_DATA IN THIS EXERCISE_:

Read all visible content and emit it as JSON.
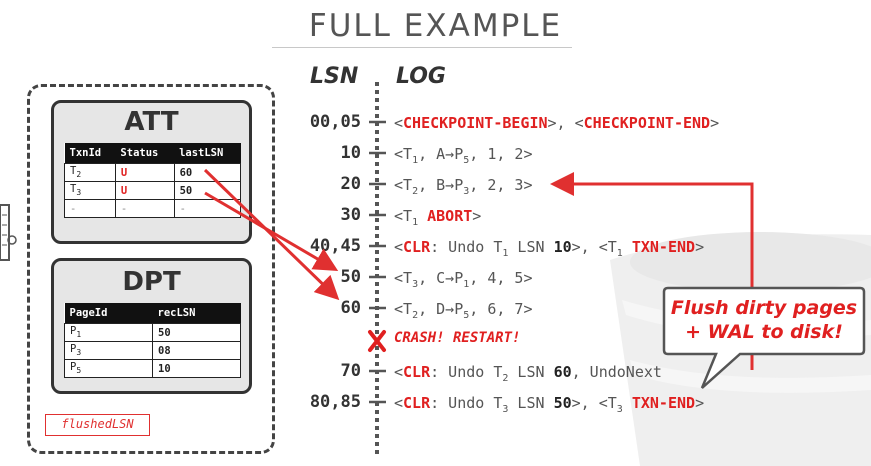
{
  "title": "FULL EXAMPLE",
  "headers": {
    "lsn": "LSN",
    "log": "LOG"
  },
  "att": {
    "title": "ATT",
    "columns": [
      "TxnId",
      "Status",
      "lastLSN"
    ],
    "rows": [
      {
        "txn": "T",
        "sub": "2",
        "status": "U",
        "last": "60"
      },
      {
        "txn": "T",
        "sub": "3",
        "status": "U",
        "last": "50"
      },
      {
        "txn": "-",
        "sub": "",
        "status": "-",
        "last": "-"
      }
    ]
  },
  "dpt": {
    "title": "DPT",
    "columns": [
      "PageId",
      "recLSN"
    ],
    "rows": [
      {
        "page": "P",
        "sub": "1",
        "rec": "50"
      },
      {
        "page": "P",
        "sub": "3",
        "rec": "08"
      },
      {
        "page": "P",
        "sub": "5",
        "rec": "10"
      }
    ]
  },
  "flushed_label": "flushedLSN",
  "log": [
    {
      "lsn": "00,05",
      "parts": [
        "<",
        "CHECKPOINT-BEGIN",
        ">, <",
        "CHECKPOINT-END",
        ">"
      ]
    },
    {
      "lsn": "10",
      "parts": [
        "<T",
        "1",
        ", A→P",
        "5",
        ", 1, 2>"
      ]
    },
    {
      "lsn": "20",
      "parts": [
        "<T",
        "2",
        ", B→P",
        "3",
        ", 2, 3>"
      ]
    },
    {
      "lsn": "30",
      "parts": [
        "<T",
        "1",
        " ",
        "ABORT",
        ">"
      ]
    },
    {
      "lsn": "40,45",
      "parts": [
        "<",
        "CLR",
        ": Undo T",
        "1",
        " LSN ",
        "10",
        ">, <T",
        "1",
        " ",
        "TXN-END",
        ">"
      ]
    },
    {
      "lsn": "50",
      "parts": [
        "<T",
        "3",
        ", C→P",
        "1",
        ", 4, 5>"
      ]
    },
    {
      "lsn": "60",
      "parts": [
        "<T",
        "2",
        ", D→P",
        "5",
        ", 6, 7>"
      ]
    },
    {
      "lsn": "70",
      "parts": [
        "<",
        "CLR",
        ": Undo T",
        "2",
        " LSN ",
        "60",
        ", UndoNext",
        "",
        ""
      ]
    },
    {
      "lsn": "80,85",
      "parts": [
        "<",
        "CLR",
        ": Undo T",
        "3",
        " LSN ",
        "50",
        ">, <T",
        "3",
        " ",
        "TXN-END",
        ">"
      ]
    }
  ],
  "crash_text": "CRASH! RESTART!",
  "callout": {
    "line1": "Flush dirty pages",
    "line2": "+ WAL to disk!"
  },
  "colors": {
    "accent": "#e02020",
    "text": "#555555",
    "dark": "#333333"
  }
}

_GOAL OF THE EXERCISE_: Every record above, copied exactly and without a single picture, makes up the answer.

_SOLUTION FOR THIS EXERCISE_:
Read all visible content and emit it as JSON.
{
  "title": "FULL EXAMPLE",
  "headers": {
    "lsn": "LSN",
    "log": "LOG"
  },
  "att": {
    "title": "ATT",
    "columns": [
      "TxnId",
      "Status",
      "lastLSN"
    ],
    "rows": [
      {
        "txn": "T",
        "sub": "2",
        "status": "U",
        "last": "60"
      },
      {
        "txn": "T",
        "sub": "3",
        "status": "U",
        "last": "50"
      },
      {
        "txn": "-",
        "sub": "",
        "status": "-",
        "last": "-"
      }
    ]
  },
  "dpt": {
    "title": "DPT",
    "columns": [
      "PageId",
      "recLSN"
    ],
    "rows": [
      {
        "page": "P",
        "sub": "1",
        "rec": "50"
      },
      {
        "page": "P",
        "sub": "3",
        "rec": "08"
      },
      {
        "page": "P",
        "sub": "5",
        "rec": "10"
      }
    ]
  },
  "flushed_label": "flushedLSN",
  "log": [
    {
      "lsn": "00,05",
      "parts": [
        "<",
        "CHECKPOINT-BEGIN",
        ">, <",
        "CHECKPOINT-END",
        ">"
      ]
    },
    {
      "lsn": "10",
      "parts": [
        "<T",
        "1",
        ", A→P",
        "5",
        ", 1, 2>"
      ]
    },
    {
      "lsn": "20",
      "parts": [
        "<T",
        "2",
        ", B→P",
        "3",
        ", 2, 3>"
      ]
    },
    {
      "lsn": "30",
      "parts": [
        "<T",
        "1",
        " ",
        "ABORT",
        ">"
      ]
    },
    {
      "lsn": "40,45",
      "parts": [
        "<",
        "CLR",
        ": Undo T",
        "1",
        " LSN ",
        "10",
        ">, <T",
        "1",
        " ",
        "TXN-END",
        ">"
      ]
    },
    {
      "lsn": "50",
      "parts": [
        "<T",
        "3",
        ", C→P",
        "1",
        ", 4, 5>"
      ]
    },
    {
      "lsn": "60",
      "parts": [
        "<T",
        "2",
        ", D→P",
        "5",
        ", 6, 7>"
      ]
    },
    {
      "lsn": "70",
      "parts": [
        "<",
        "CLR",
        ": Undo T",
        "2",
        " LSN ",
        "60",
        ", UndoNext",
        "",
        ""
      ]
    },
    {
      "lsn": "80,85",
      "parts": [
        "<",
        "CLR",
        ": Undo T",
        "3",
        " LSN ",
        "50",
        ">, <T",
        "3",
        " ",
        "TXN-END",
        ">"
      ]
    }
  ],
  "crash_text": "CRASH! RESTART!",
  "callout": {
    "line1": "Flush dirty pages",
    "line2": "+ WAL to disk!"
  },
  "colors": {
    "accent": "#e02020",
    "text": "#555555",
    "dark": "#333333"
  }
}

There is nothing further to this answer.